Several possible titles have been suggested:

  • 'Arrangement in Grey & Yellow' (1881, Whistler). 1
  • 'Effie Deans' (1886, International Exhibition, Edinburgh). 2
  • 'Effie Deans' (1889, Tentoonstelling van Kunstwerken van Levende Meesters, Amsterdam). 3
  • 'Arrangement in Yellow and Grey: Effie Deans' (1980, YMSM) 4

'Arrangement in Yellow and Grey: Effie Deans' is the preferred title. It is one of only three paintings given literary titles by Whistler (with Annabel Lee [YMSM 079], and Ariel [YMSM 318]).
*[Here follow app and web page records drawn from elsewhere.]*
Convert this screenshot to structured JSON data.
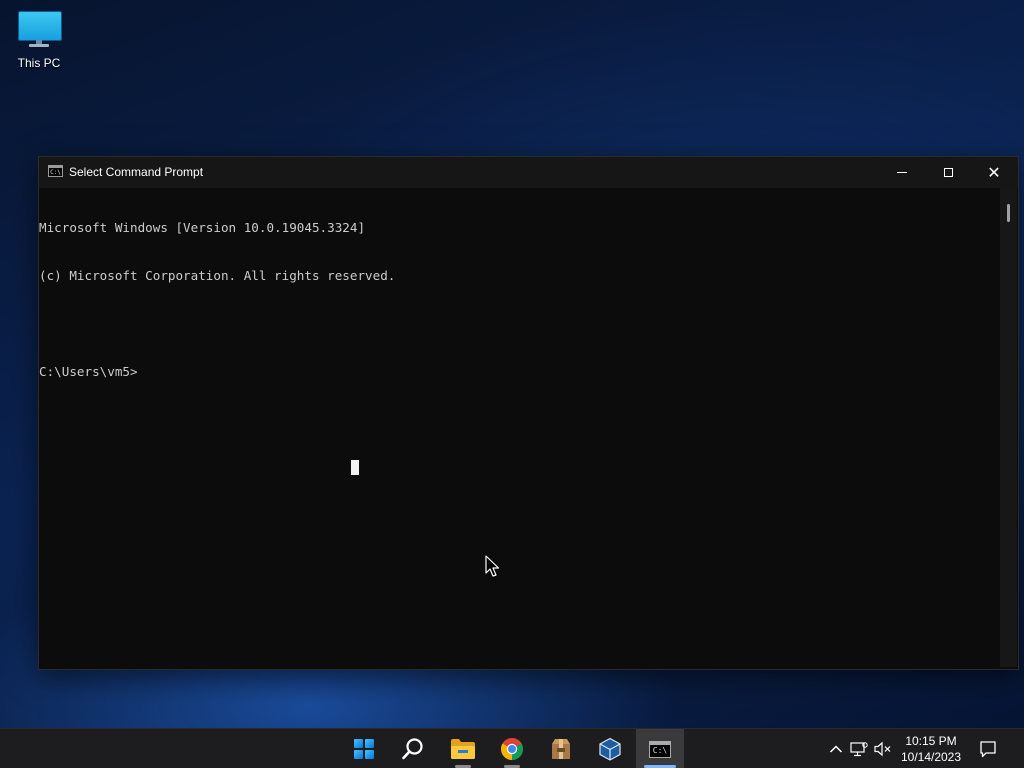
{
  "desktop": {
    "icons": [
      {
        "label": "This PC",
        "icon": "this-pc-icon"
      }
    ]
  },
  "window": {
    "title": "Select Command Prompt",
    "title_icon_text": "C:\\",
    "controls": [
      "minimize",
      "maximize",
      "close"
    ],
    "console_lines": [
      "Microsoft Windows [Version 10.0.19045.3324]",
      "(c) Microsoft Corporation. All rights reserved.",
      "",
      "C:\\Users\\vm5>"
    ]
  },
  "taskbar": {
    "items": [
      {
        "name": "start",
        "icon": "windows-start-icon"
      },
      {
        "name": "search",
        "icon": "search-icon"
      },
      {
        "name": "file-explorer",
        "icon": "folder-icon",
        "running": true
      },
      {
        "name": "chrome",
        "icon": "chrome-icon",
        "running": true
      },
      {
        "name": "archive-app",
        "icon": "package-icon"
      },
      {
        "name": "virtualbox",
        "icon": "cube-icon"
      },
      {
        "name": "command-prompt",
        "icon": "cmd-icon",
        "label": "C:\\",
        "active": true
      }
    ],
    "tray": {
      "icons": [
        "chevron-up-icon",
        "network-icon",
        "volume-muted-icon"
      ],
      "time": "10:15 PM",
      "date": "10/14/2023",
      "notification_icon": "notification-icon"
    }
  },
  "colors": {
    "console_bg": "#0c0c0c",
    "console_text": "#cccccc",
    "titlebar_bg": "#161616",
    "taskbar_bg": "#1d1d1f",
    "accent": "#0078d4"
  }
}
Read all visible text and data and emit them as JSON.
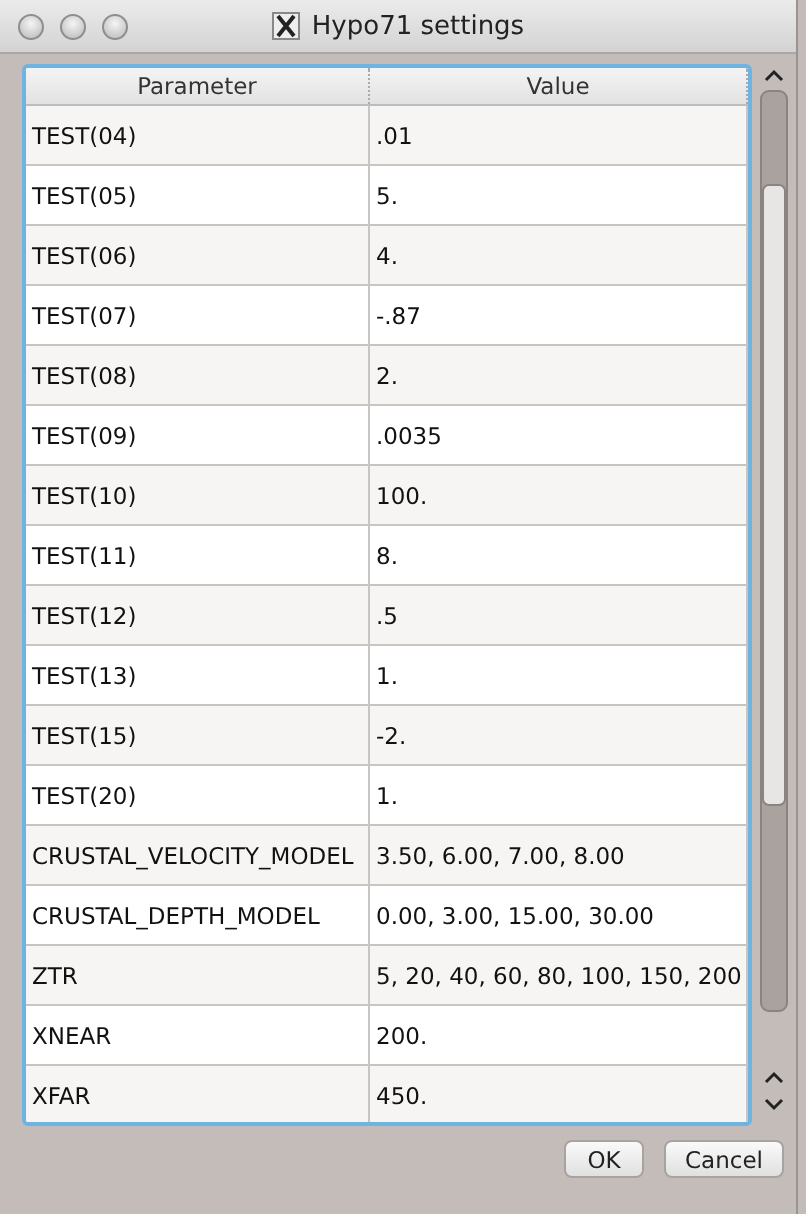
{
  "window": {
    "title": "Hypo71 settings"
  },
  "table": {
    "columns": [
      "Parameter",
      "Value"
    ],
    "rows": [
      [
        "TEST(04)",
        ".01"
      ],
      [
        "TEST(05)",
        "5."
      ],
      [
        "TEST(06)",
        "4."
      ],
      [
        "TEST(07)",
        "-.87"
      ],
      [
        "TEST(08)",
        "2."
      ],
      [
        "TEST(09)",
        ".0035"
      ],
      [
        "TEST(10)",
        "100."
      ],
      [
        "TEST(11)",
        "8."
      ],
      [
        "TEST(12)",
        ".5"
      ],
      [
        "TEST(13)",
        "1."
      ],
      [
        "TEST(15)",
        "-2."
      ],
      [
        "TEST(20)",
        "1."
      ],
      [
        "CRUSTAL_VELOCITY_MODEL",
        "3.50, 6.00, 7.00, 8.00"
      ],
      [
        "CRUSTAL_DEPTH_MODEL",
        "0.00, 3.00, 15.00, 30.00"
      ],
      [
        "ZTR",
        "5, 20, 40, 60, 80, 100, 150, 200"
      ],
      [
        "XNEAR",
        "200."
      ],
      [
        "XFAR",
        "450."
      ]
    ]
  },
  "buttons": [
    "OK",
    "Cancel"
  ]
}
The quotation is taken from Walter Scott's Heart of Midlothian (1818) a novel set in Edinburgh around 1737. The words relate to an episode in the early part of the novel. Effie is in the Tolbooth Prison in Edinburgh, accused – falsely – of the murder of her illegitimate child. A mob breaks in to take another prisoner, Porteous, to the gallows. In the confusion a 'person in female attire' – later discovered to be Effie's lover – urged her to 'flee, or they'll take your life'. The young woman 'gazed after him for a moment, and then, faintly muttering, "Better tyne life, since tint is gude fame," she sunk her head upon her hand, and remained, seemingly unconscious as a statue, of the noise and tumult which passed around her.'

Effie's child survived and became a criminal with the nickname of the 'Whistler', which may have also appealed to the artist, and influenced his choice of subject and title.


                    Arrangement in Yellow and Grey: Effie Deans, Rijksmuseum
Arrangement in Yellow and Grey: Effie Deans, Rijksmuseum

A full length painting of a woman in vertical format. She is in profile to right. She wears a shawl over her head and shoulders. Her right hand draws the shawl back from her face. She wears a long grey skirt, and poses against a dark brown background.

The painting is different from Whistler's other portraits of Maud Franklin, which emphasize her fashionable elegance. The costume, although vague – a shawled figure in a full skirted dress – is consistent with the period of Scott's novel. There is no sign of the 'tumult' around her, but focussing on an isolated figure in semi-darkness is a reasonable interpretation of the scene described in the novel.


Maud Franklin (1857-ca 1941) . It is very likely that she was pregnant at the time of this painting, and posed in a dress and shawl that concealed her pregnancy. Her daughter Maud McNeill Whistler Franklin (b. 1879) was born in February 1879. 5


1: Inscription on photograph, Lucas Collection, Baltimore Museum of Art.

2: International Exhibition, Edinburgh, 1886 (cat. no. 1412).

3: Tentoonstelling van Kunstwerken van Levende Meesters, Amsterdam, 1889 (cat. no. 470).

4: YMSM 1980 [more] (cat. no. 183).

5: MacDonald 1987 A [more] .

Last updated: 10th November 2020 by Margaret